||Properly attach air lines, electrical
line and other associated hoses (if
||Charge air system and if equipped
with a “no-slack ram”, do a tug test to
ensure the ram is energized.
||Perform a visual inspection to ensure all
locking mechanisms are properly secured.
||Place landing leg (if applicable) in
transport position and remove choc
||Ensure hitching devices are secure and
re-check safety latch.
The most important task in the coupling
procedure is to physically and visually
check all connections. Failure to do so
may be the cause of a serious incident.
When adding a second trailer to the rear
of a lead trailer, a converter mechanism is
needed. Each converter must have its own

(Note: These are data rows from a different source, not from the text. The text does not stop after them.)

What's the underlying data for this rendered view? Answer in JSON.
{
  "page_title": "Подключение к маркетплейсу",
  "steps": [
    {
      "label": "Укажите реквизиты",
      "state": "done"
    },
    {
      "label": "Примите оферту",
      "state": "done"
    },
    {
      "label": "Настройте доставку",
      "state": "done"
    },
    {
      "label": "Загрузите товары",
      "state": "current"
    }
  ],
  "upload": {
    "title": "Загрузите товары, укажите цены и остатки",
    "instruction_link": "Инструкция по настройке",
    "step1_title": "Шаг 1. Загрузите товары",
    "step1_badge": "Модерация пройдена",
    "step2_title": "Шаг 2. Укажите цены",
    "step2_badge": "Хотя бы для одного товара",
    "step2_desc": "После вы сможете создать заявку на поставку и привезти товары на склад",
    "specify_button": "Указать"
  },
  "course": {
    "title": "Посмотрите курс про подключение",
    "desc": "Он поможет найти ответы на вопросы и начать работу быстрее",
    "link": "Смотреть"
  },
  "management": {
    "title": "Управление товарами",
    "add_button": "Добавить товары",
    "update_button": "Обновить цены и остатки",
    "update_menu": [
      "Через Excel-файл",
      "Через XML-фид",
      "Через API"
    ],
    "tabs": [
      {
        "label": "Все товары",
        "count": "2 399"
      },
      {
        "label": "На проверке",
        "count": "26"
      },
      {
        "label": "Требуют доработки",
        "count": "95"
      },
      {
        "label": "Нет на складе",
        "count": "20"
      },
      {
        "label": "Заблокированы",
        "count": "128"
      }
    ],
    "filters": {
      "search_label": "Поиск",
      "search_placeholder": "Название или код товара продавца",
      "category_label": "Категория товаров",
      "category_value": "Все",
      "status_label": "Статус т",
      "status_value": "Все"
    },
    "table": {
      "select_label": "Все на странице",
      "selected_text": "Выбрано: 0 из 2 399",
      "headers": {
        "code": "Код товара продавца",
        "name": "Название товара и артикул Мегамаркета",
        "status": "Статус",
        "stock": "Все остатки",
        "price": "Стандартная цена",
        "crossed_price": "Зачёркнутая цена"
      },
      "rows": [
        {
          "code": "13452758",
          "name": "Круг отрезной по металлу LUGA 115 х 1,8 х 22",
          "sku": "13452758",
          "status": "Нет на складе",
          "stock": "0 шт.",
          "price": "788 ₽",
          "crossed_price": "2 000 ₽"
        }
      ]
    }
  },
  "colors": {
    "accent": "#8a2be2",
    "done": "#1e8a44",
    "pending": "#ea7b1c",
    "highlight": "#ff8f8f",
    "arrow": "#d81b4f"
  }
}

fifth wheel attachment. There are three
different types of converters.
This converter has an A shaped drawbar
that joins into a single pintle hitch point on
the lead trailer. Due to its A shape, it is often
called an A-dolly. When two trailers are
joined together using the A-dolly, the whole
unit is called an A train. These converters
provide two points of articulation (joints that
allow side to side or lateral movement). One
of these points is at the pintle and the other
is at the fifth wheel.
A train - example of a unit connected by
a type A converter dolly.
In a B train, the converter is part of the
lead trailer. The fifth wheel assembly sits on
the rear axle of the lead trailer. It is either
permanently fixed in position or slides out
with the rear axle.
No converter dolly is required, as the
second unit connects directly to the
extended frame of the lead unit.
B train - example of a unit connected
by a type B converter dolly.
A C train is like the A train, in that it uses
an independent converter. The difference
between the two is that the C train has
two drawbars and two pintle hitches in the
double drawbar converter.